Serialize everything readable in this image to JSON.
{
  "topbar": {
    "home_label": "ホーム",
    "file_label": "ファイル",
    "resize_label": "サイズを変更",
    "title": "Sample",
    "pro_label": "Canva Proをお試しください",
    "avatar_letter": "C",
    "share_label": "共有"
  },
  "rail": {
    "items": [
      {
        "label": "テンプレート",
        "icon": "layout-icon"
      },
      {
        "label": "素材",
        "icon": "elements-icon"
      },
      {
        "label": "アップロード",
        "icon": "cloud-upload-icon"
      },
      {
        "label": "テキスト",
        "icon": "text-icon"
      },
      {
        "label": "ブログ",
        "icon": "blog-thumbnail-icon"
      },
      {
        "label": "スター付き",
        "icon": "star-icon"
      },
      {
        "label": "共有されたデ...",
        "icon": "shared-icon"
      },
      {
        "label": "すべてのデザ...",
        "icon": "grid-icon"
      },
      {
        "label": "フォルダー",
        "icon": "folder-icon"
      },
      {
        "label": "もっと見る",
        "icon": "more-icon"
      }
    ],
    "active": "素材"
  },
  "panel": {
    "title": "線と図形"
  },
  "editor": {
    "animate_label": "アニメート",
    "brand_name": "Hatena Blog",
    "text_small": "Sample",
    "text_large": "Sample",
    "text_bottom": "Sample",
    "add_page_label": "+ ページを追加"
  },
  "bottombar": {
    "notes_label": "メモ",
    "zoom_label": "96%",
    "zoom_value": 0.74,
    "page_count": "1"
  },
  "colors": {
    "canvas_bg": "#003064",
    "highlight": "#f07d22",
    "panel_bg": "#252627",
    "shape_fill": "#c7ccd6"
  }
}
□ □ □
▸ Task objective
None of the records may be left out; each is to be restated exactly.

▸ Result of the task
Serialize everything readable in this image to JSON.
{
  "topbar": {
    "home_label": "ホーム",
    "file_label": "ファイル",
    "resize_label": "サイズを変更",
    "title": "Sample",
    "pro_label": "Canva Proをお試しください",
    "avatar_letter": "C",
    "share_label": "共有"
  },
  "rail": {
    "items": [
      {
        "label": "テンプレート",
        "icon": "layout-icon"
      },
      {
        "label": "素材",
        "icon": "elements-icon"
      },
      {
        "label": "アップロード",
        "icon": "cloud-upload-icon"
      },
      {
        "label": "テキスト",
        "icon": "text-icon"
      },
      {
        "label": "ブログ",
        "icon": "blog-thumbnail-icon"
      },
      {
        "label": "スター付き",
        "icon": "star-icon"
      },
      {
        "label": "共有されたデ...",
        "icon": "shared-icon"
      },
      {
        "label": "すべてのデザ...",
        "icon": "grid-icon"
      },
      {
        "label": "フォルダー",
        "icon": "folder-icon"
      },
      {
        "label": "もっと見る",
        "icon": "more-icon"
      }
    ],
    "active": "素材"
  },
  "panel": {
    "title": "線と図形"
  },
  "editor": {
    "animate_label": "アニメート",
    "brand_name": "Hatena Blog",
    "text_small": "Sample",
    "text_large": "Sample",
    "text_bottom": "Sample",
    "add_page_label": "+ ページを追加"
  },
  "bottombar": {
    "notes_label": "メモ",
    "zoom_label": "96%",
    "zoom_value": 0.74,
    "page_count": "1"
  },
  "colors": {
    "canvas_bg": "#003064",
    "highlight": "#f07d22",
    "panel_bg": "#252627",
    "shape_fill": "#c7ccd6"
  }
}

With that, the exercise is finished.